## Task statement
Each line in the records that mentions the word "title" needs to be listed.

## Web page and app entries
[Start of section]
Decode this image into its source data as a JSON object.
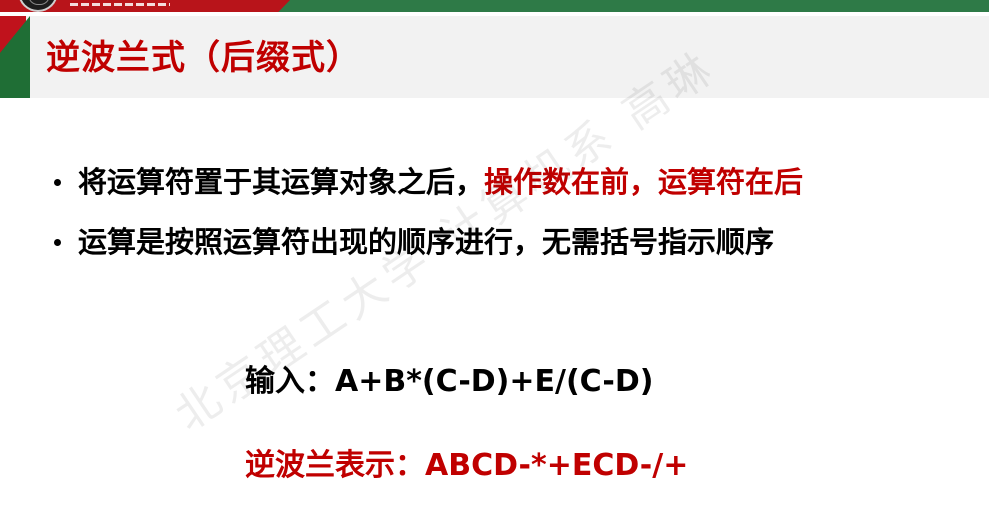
{
  "header": {
    "title": "逆波兰式（后缀式）"
  },
  "bullets": [
    {
      "text": "将运算符置于其运算对象之后，",
      "highlight": "操作数在前，运算符在后"
    },
    {
      "text": "运算是按照运算符出现的顺序进行，无需括号指示顺序",
      "highlight": ""
    }
  ],
  "example": {
    "input": "输入：A+B*(C-D)+E/(C-D)",
    "rpn": "逆波兰表示：ABCD-*+ECD-/+"
  },
  "watermark": "北京理工大学 计算机系 高琳",
  "colors": {
    "accent_red": "#c00000",
    "brand_green": "#2e7a47",
    "brand_red": "#b8141a"
  }
}
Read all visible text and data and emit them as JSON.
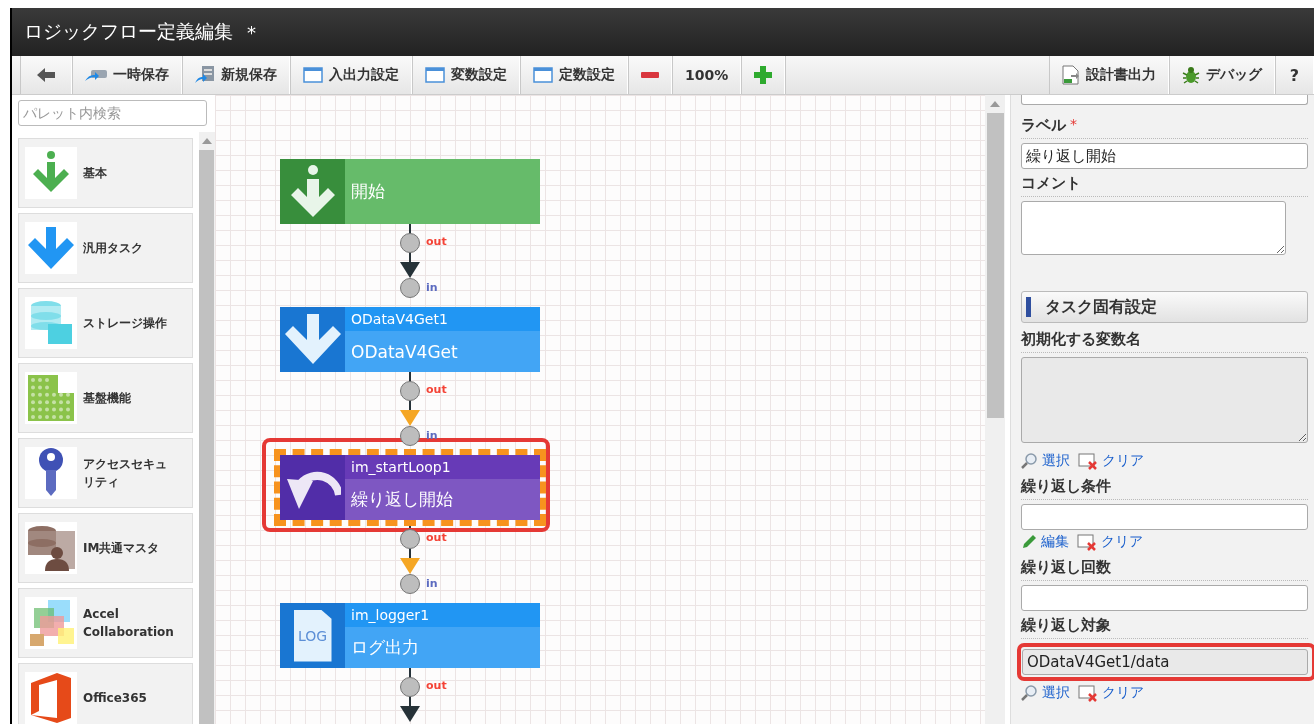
{
  "window": {
    "title": "ロジックフロー定義編集",
    "modified_mark": "*"
  },
  "toolbar": {
    "left": [
      {
        "kind": "back"
      },
      {
        "kind": "temp_save",
        "label": "一時保存"
      },
      {
        "kind": "new_save",
        "label": "新規保存"
      },
      {
        "kind": "window",
        "label": "入出力設定"
      },
      {
        "kind": "window",
        "label": "変数設定"
      },
      {
        "kind": "window",
        "label": "定数設定"
      },
      {
        "kind": "zoom_out"
      },
      {
        "kind": "zoom_level",
        "label": "100%"
      },
      {
        "kind": "zoom_in"
      }
    ],
    "right": [
      {
        "kind": "document",
        "label": "設計書出力"
      },
      {
        "kind": "debug",
        "label": "デバッグ"
      },
      {
        "kind": "help",
        "label": "?"
      }
    ]
  },
  "palette": {
    "search": {
      "placeholder": "パレット内検索"
    },
    "items": [
      {
        "kind": "basic",
        "label": "基本"
      },
      {
        "kind": "generic",
        "label": "汎用タスク"
      },
      {
        "kind": "storage",
        "label": "ストレージ操作"
      },
      {
        "kind": "platform",
        "label": "基盤機能"
      },
      {
        "kind": "security",
        "label": "アクセスセキュリティ"
      },
      {
        "kind": "master",
        "label": "IM共通マスタ"
      },
      {
        "kind": "accel",
        "label": "Accel Collaboration"
      },
      {
        "kind": "office",
        "label": "Office365"
      }
    ]
  },
  "canvas": {
    "nodes": [
      {
        "kind": "start",
        "label": "開始",
        "selected": false,
        "out_port": "out"
      },
      {
        "kind": "task",
        "name": "ODataV4Get1",
        "label": "ODataV4Get",
        "selected": false,
        "in_port": "in",
        "out_port": "out"
      },
      {
        "kind": "loop",
        "name": "im_startLoop1",
        "label": "繰り返し開始",
        "selected": true,
        "highlighted": true,
        "in_port": "in",
        "out_port": "out"
      },
      {
        "kind": "log",
        "name": "im_logger1",
        "label": "ログ出力",
        "icon_text": "LOG",
        "selected": false,
        "in_port": "in",
        "out_port": "out"
      }
    ],
    "edges": [
      {
        "color": "#263238"
      },
      {
        "color": "#f5a623"
      },
      {
        "color": "#f5a623"
      },
      {
        "color": "#263238"
      }
    ]
  },
  "properties": [
    {
      "kind": "stub"
    },
    {
      "kind": "label",
      "text": "ラベル",
      "required_mark": "*"
    },
    {
      "kind": "input",
      "value": "繰り返し開始",
      "disabled": false
    },
    {
      "kind": "label",
      "text": "コメント"
    },
    {
      "kind": "textarea",
      "disabled": false
    },
    {
      "kind": "section",
      "text": "タスク固有設定"
    },
    {
      "kind": "label",
      "text": "初期化する変数名"
    },
    {
      "kind": "textarea",
      "disabled": true
    },
    {
      "kind": "links",
      "links": [
        {
          "kind": "select",
          "text": "選択"
        },
        {
          "kind": "clear",
          "text": "クリア"
        }
      ]
    },
    {
      "kind": "label",
      "text": "繰り返し条件"
    },
    {
      "kind": "input",
      "disabled": false
    },
    {
      "kind": "links",
      "links": [
        {
          "kind": "edit",
          "text": "編集"
        },
        {
          "kind": "clear",
          "text": "クリア"
        }
      ]
    },
    {
      "kind": "label",
      "text": "繰り返し回数"
    },
    {
      "kind": "input",
      "disabled": false
    },
    {
      "kind": "label",
      "text": "繰り返し対象"
    },
    {
      "kind": "input",
      "value": "ODataV4Get1/data",
      "disabled": true,
      "highlighted": true
    },
    {
      "kind": "links",
      "links": [
        {
          "kind": "select",
          "text": "選択"
        },
        {
          "kind": "clear",
          "text": "クリア"
        }
      ]
    }
  ]
}
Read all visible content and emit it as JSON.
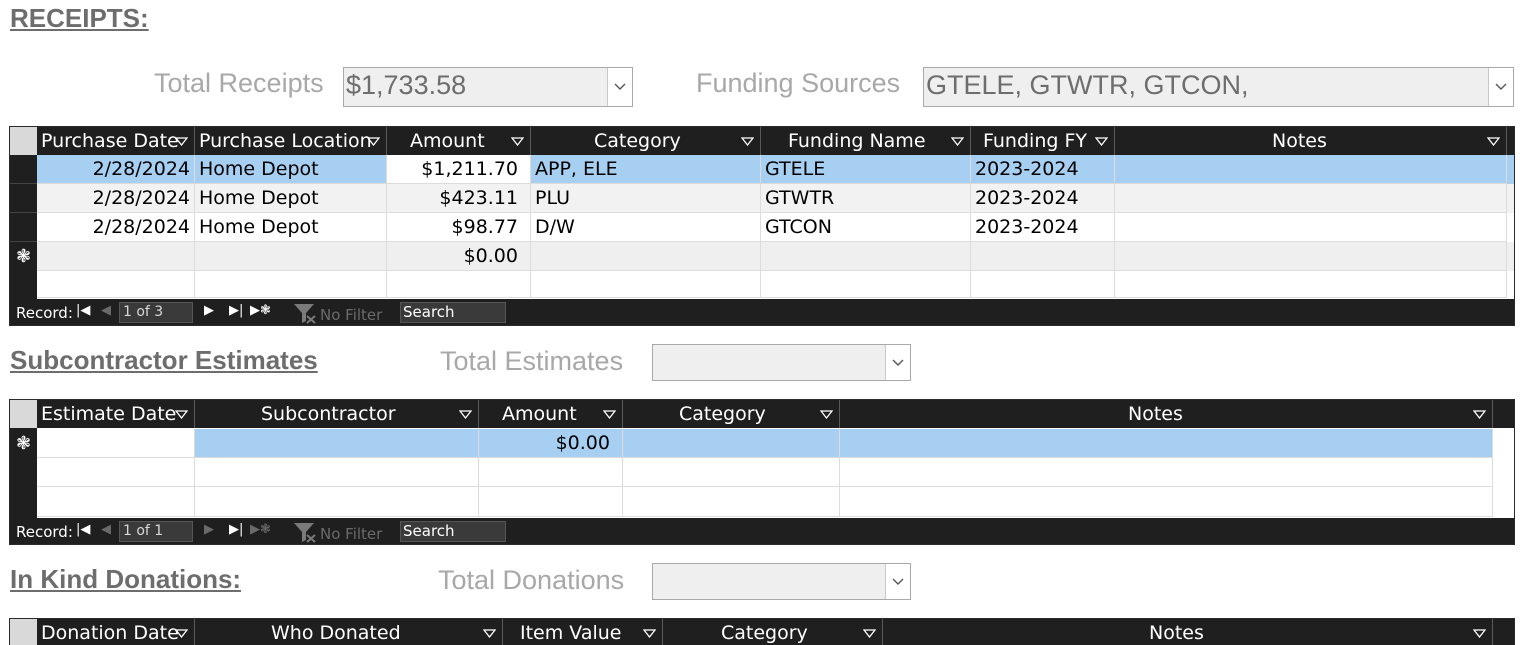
{
  "receipts": {
    "title": "RECEIPTS:",
    "total_label": "Total Receipts",
    "total_value": "$1,733.58",
    "funding_label": "Funding Sources",
    "funding_value": "GTELE, GTWTR, GTCON,",
    "columns": [
      "Purchase Date",
      "Purchase Location",
      "Amount",
      "Category",
      "Funding Name",
      "Funding FY",
      "Notes"
    ],
    "rows": [
      {
        "date": "2/28/2024",
        "location": "Home Depot",
        "amount": "$1,211.70",
        "category": "APP, ELE",
        "funding_name": "GTELE",
        "funding_fy": "2023-2024",
        "notes": ""
      },
      {
        "date": "2/28/2024",
        "location": "Home Depot",
        "amount": "$423.11",
        "category": "PLU",
        "funding_name": "GTWTR",
        "funding_fy": "2023-2024",
        "notes": ""
      },
      {
        "date": "2/28/2024",
        "location": "Home Depot",
        "amount": "$98.77",
        "category": "D/W",
        "funding_name": "GTCON",
        "funding_fy": "2023-2024",
        "notes": ""
      }
    ],
    "new_row_amount": "$0.00",
    "nav": {
      "record_label": "Record:",
      "position": "1 of 3",
      "filter": "No Filter",
      "search": "Search"
    }
  },
  "estimates": {
    "title": "Subcontractor Estimates",
    "total_label": "Total Estimates",
    "total_value": "",
    "columns": [
      "Estimate Date",
      "Subcontractor",
      "Amount",
      "Category",
      "Notes"
    ],
    "new_row_amount": "$0.00",
    "nav": {
      "record_label": "Record:",
      "position": "1 of 1",
      "filter": "No Filter",
      "search": "Search"
    }
  },
  "donations": {
    "title": "In Kind Donations:",
    "total_label": "Total Donations",
    "total_value": "",
    "columns": [
      "Donation Date",
      "Who Donated",
      "Item Value",
      "Category",
      "Notes"
    ]
  },
  "icons": {
    "new_record": "asterisk-icon",
    "dropdown": "chevron-down-icon",
    "column_sort": "triangle-down-icon",
    "filter": "funnel-icon",
    "first": "first-record-icon",
    "prev": "previous-record-icon",
    "next": "next-record-icon",
    "last": "last-record-icon",
    "new": "new-record-nav-icon"
  }
}
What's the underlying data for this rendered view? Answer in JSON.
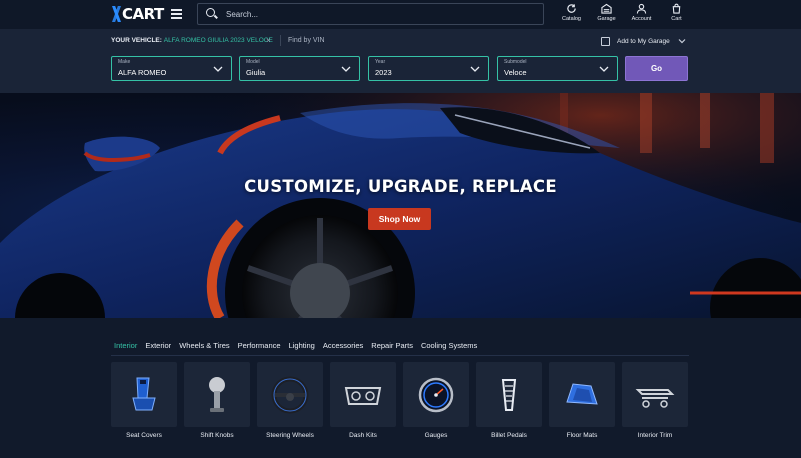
{
  "header": {
    "logo_text": "CART",
    "search_placeholder": "Search...",
    "nav": [
      {
        "label": "Catalog",
        "icon": "catalog-icon"
      },
      {
        "label": "Garage",
        "icon": "garage-icon"
      },
      {
        "label": "Account",
        "icon": "account-icon"
      },
      {
        "label": "Cart",
        "icon": "cart-icon"
      }
    ]
  },
  "vehicle": {
    "your_vehicle_label": "YOUR VEHICLE:",
    "your_vehicle_value": "ALFA ROMEO GIULIA 2023 VELOCE",
    "clear_symbol": "×",
    "find_by_vin": "Find by VIN",
    "add_to_garage": "Add to My Garage",
    "selects": [
      {
        "label": "Make",
        "value": "ALFA ROMEO"
      },
      {
        "label": "Model",
        "value": "Giulia"
      },
      {
        "label": "Year",
        "value": "2023"
      },
      {
        "label": "Submodel",
        "value": "Veloce"
      }
    ],
    "go_label": "Go"
  },
  "hero": {
    "title": "CUSTOMIZE, UPGRADE, REPLACE",
    "cta": "Shop Now"
  },
  "tabs": [
    {
      "label": "Interior",
      "active": true
    },
    {
      "label": "Exterior"
    },
    {
      "label": "Wheels & Tires"
    },
    {
      "label": "Performance"
    },
    {
      "label": "Lighting"
    },
    {
      "label": "Accessories"
    },
    {
      "label": "Repair Parts"
    },
    {
      "label": "Cooling Systems"
    }
  ],
  "products": [
    {
      "label": "Seat Covers",
      "icon": "seat-cover-icon"
    },
    {
      "label": "Shift Knobs",
      "icon": "shift-knob-icon"
    },
    {
      "label": "Steering Wheels",
      "icon": "steering-wheel-icon"
    },
    {
      "label": "Dash Kits",
      "icon": "dash-kit-icon"
    },
    {
      "label": "Gauges",
      "icon": "gauge-icon"
    },
    {
      "label": "Billet Pedals",
      "icon": "pedal-icon"
    },
    {
      "label": "Floor Mats",
      "icon": "floor-mat-icon"
    },
    {
      "label": "Interior Trim",
      "icon": "interior-trim-icon"
    }
  ],
  "colors": {
    "accent": "#35c2a6",
    "go_button": "#7158b8",
    "cta": "#c8381f",
    "logo_mark": "#2a8cff"
  }
}
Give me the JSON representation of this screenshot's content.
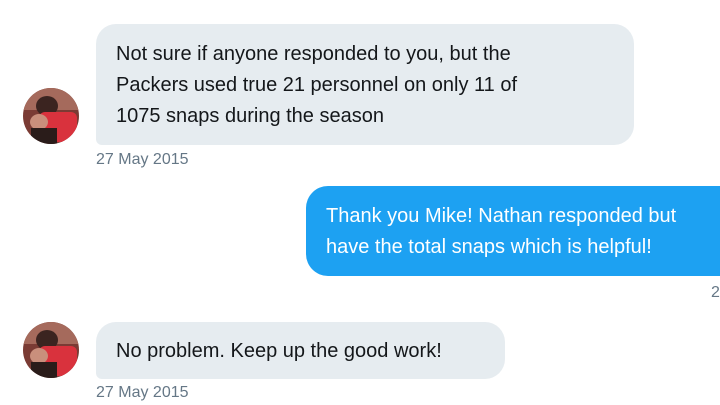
{
  "messages": [
    {
      "direction": "incoming",
      "lines": [
        "Not sure if anyone responded to you, but the",
        "Packers used true 21 personnel on only 11 of",
        "1075 snaps during the season"
      ],
      "timestamp": "27 May 2015"
    },
    {
      "direction": "outgoing",
      "lines": [
        "Thank you Mike! Nathan responded but",
        "have the total snaps which is helpful!"
      ],
      "timestamp": "2"
    },
    {
      "direction": "incoming",
      "lines": [
        "No problem. Keep up the good work!"
      ],
      "timestamp": "27 May 2015"
    }
  ],
  "colors": {
    "incoming_bubble": "#e6ecf0",
    "outgoing_bubble": "#1da1f2",
    "timestamp_text": "#657786",
    "avatar_accent": "#d9323d"
  },
  "icons": {
    "avatar": "user-avatar-icon"
  }
}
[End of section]
## Response to the exercise
    "title": "逆波兰式（后缀式）"
    "title": "ロジックフロー定義編集",
    "title": "RECEIPTS:",
    "title": "Subcontractor Estimates",
    "title": "In Kind Donations:",
    "title": "CUSTOMIZE, UPGRADE, REPLACE",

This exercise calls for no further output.